## DIRECTIONS FOR THIS TASK
What you give back must match the data below character for character.

______

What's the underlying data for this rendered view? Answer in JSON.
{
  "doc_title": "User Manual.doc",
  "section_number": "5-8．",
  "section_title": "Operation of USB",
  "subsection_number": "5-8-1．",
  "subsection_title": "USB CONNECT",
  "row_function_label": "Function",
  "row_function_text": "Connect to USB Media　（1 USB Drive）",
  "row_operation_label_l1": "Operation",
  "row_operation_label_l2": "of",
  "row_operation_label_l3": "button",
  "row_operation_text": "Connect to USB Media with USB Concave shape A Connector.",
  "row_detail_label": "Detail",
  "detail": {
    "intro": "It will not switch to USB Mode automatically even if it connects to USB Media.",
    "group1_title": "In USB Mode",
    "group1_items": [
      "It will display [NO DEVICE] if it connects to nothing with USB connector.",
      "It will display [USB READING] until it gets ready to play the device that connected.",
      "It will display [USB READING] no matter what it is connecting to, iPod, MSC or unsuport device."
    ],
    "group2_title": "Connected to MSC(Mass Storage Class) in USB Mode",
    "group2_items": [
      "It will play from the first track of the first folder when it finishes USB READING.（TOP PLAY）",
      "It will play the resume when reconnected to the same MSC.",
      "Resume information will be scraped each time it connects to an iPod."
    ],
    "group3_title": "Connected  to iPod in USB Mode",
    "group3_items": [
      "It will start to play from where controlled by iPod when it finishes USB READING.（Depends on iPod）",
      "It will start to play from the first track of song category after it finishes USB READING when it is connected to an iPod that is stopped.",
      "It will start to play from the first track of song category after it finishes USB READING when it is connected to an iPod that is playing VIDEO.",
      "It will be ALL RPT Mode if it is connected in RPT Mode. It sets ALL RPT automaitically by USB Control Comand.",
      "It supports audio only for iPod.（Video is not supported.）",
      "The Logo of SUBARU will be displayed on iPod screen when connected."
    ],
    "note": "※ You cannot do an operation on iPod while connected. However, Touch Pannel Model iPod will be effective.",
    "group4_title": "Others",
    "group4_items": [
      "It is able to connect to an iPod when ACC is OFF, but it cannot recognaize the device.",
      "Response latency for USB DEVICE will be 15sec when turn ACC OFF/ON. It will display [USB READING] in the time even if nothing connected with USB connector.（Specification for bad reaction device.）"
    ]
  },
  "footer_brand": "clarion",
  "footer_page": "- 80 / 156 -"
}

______

## OUTPUT BELOW
What's the underlying data for this rendered view? Answer in JSON.
{
  "doc_title": "User Manual.doc",
  "section_number": "5-8．",
  "section_title": "Operation of USB",
  "subsection_number": "5-8-1．",
  "subsection_title": "USB CONNECT",
  "row_function_label": "Function",
  "row_function_text": "Connect to USB Media　（1 USB Drive）",
  "row_operation_label_l1": "Operation",
  "row_operation_label_l2": "of",
  "row_operation_label_l3": "button",
  "row_operation_text": "Connect to USB Media with USB Concave shape A Connector.",
  "row_detail_label": "Detail",
  "detail": {
    "intro": "It will not switch to USB Mode automatically even if it connects to USB Media.",
    "group1_title": "In USB Mode",
    "group1_items": [
      "It will display [NO DEVICE] if it connects to nothing with USB connector.",
      "It will display [USB READING] until it gets ready to play the device that connected.",
      "It will display [USB READING] no matter what it is connecting to, iPod, MSC or unsuport device."
    ],
    "group2_title": "Connected to MSC(Mass Storage Class) in USB Mode",
    "group2_items": [
      "It will play from the first track of the first folder when it finishes USB READING.（TOP PLAY）",
      "It will play the resume when reconnected to the same MSC.",
      "Resume information will be scraped each time it connects to an iPod."
    ],
    "group3_title": "Connected  to iPod in USB Mode",
    "group3_items": [
      "It will start to play from where controlled by iPod when it finishes USB READING.（Depends on iPod）",
      "It will start to play from the first track of song category after it finishes USB READING when it is connected to an iPod that is stopped.",
      "It will start to play from the first track of song category after it finishes USB READING when it is connected to an iPod that is playing VIDEO.",
      "It will be ALL RPT Mode if it is connected in RPT Mode. It sets ALL RPT automaitically by USB Control Comand.",
      "It supports audio only for iPod.（Video is not supported.）",
      "The Logo of SUBARU will be displayed on iPod screen when connected."
    ],
    "note": "※ You cannot do an operation on iPod while connected. However, Touch Pannel Model iPod will be effective.",
    "group4_title": "Others",
    "group4_items": [
      "It is able to connect to an iPod when ACC is OFF, but it cannot recognaize the device.",
      "Response latency for USB DEVICE will be 15sec when turn ACC OFF/ON. It will display [USB READING] in the time even if nothing connected with USB connector.（Specification for bad reaction device.）"
    ]
  },
  "footer_brand": "clarion",
  "footer_page": "- 80 / 156 -"
}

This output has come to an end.